Family Learning Forum

A Project of the USS Constitution Museum

  • Miniatures or dioramas can offer an intimate view of the past
  • A surprise element hidden within an exhibit or diorama becomes a discovery
  • Discoveries trigger conversation as visitors want to share the surprise
Mess Area - rat in barrel

Why it works

Doll-houses, dioramas and scale ship models have an intrinsic fascination to many people. Staff members of the Indianapolis Children’s Museum, Boston Children’s Museum, and the Phoenix Art Museum have told us of the popularity of their miniatures. Visitors often wonder aloud when they contemplate these elements: “Who made this?” & “How did they do it?” Dioramas include an opportunity to provide context to a scene, and often allow visitors to look closely and discover many layers of details.


An unexpected element within an exhibition can grab visitors’ attention. In a display about food at sea, visitors lift the lid of each barrel to see what foods sailors ate on board. Inside of one barrel visitors discover a rat eating the food. This surprise element also prompts conversation about how food stored in barrels for months at sea might look, and what else might be eating it. During exit interviews this rat is one of the exhibit elements most frequently mentioned by visitors. Over thirty years of hosting a scale ship model show where visitors can vote for their favorite model, it is clear that those which include a surprise element (such as a scale pigeon sitting on the seat of a boat, or a small shark swimming by the anchor) garner a high percentage of the votes cast by younger visitors.

Why should I use this technique?

Discoveries can trigger conversation and encourage visitors to slow down and take a closer look. Shifting scale or including a surprise can stop visitors for a moment and prompt them to share their discovery with another family member.
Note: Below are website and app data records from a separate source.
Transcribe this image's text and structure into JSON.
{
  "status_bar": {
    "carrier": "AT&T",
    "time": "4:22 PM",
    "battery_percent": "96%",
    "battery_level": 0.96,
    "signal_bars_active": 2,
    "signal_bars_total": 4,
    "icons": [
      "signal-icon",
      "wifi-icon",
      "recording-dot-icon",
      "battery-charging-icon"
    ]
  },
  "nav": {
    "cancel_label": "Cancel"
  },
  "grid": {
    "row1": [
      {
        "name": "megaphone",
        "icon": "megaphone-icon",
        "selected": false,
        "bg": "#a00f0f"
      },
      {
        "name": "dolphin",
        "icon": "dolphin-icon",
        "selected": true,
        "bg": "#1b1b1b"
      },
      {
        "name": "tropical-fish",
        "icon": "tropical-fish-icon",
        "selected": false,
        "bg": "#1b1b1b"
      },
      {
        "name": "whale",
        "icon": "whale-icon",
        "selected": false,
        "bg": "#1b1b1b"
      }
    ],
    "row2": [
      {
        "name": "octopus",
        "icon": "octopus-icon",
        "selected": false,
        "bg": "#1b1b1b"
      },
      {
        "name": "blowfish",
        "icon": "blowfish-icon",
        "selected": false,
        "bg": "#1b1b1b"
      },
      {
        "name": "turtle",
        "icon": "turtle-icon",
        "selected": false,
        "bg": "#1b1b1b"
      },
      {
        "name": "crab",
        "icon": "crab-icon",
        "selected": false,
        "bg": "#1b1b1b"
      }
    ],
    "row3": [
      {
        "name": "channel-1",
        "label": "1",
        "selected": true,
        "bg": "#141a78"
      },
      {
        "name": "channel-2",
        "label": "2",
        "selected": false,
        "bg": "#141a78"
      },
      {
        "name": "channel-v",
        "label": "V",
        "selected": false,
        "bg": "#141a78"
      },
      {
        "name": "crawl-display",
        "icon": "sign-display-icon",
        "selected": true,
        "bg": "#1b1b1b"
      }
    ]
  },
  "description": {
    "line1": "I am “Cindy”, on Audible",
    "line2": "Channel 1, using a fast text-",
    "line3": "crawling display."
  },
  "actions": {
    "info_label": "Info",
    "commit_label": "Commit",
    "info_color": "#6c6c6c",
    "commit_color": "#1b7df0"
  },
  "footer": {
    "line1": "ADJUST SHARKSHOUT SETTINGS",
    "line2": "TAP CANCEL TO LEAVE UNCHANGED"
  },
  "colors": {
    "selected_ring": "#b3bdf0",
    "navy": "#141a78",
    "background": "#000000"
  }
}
Offering a surprise or reward to visitors who actively explore the exhibit encourages closer examination of all that is on display.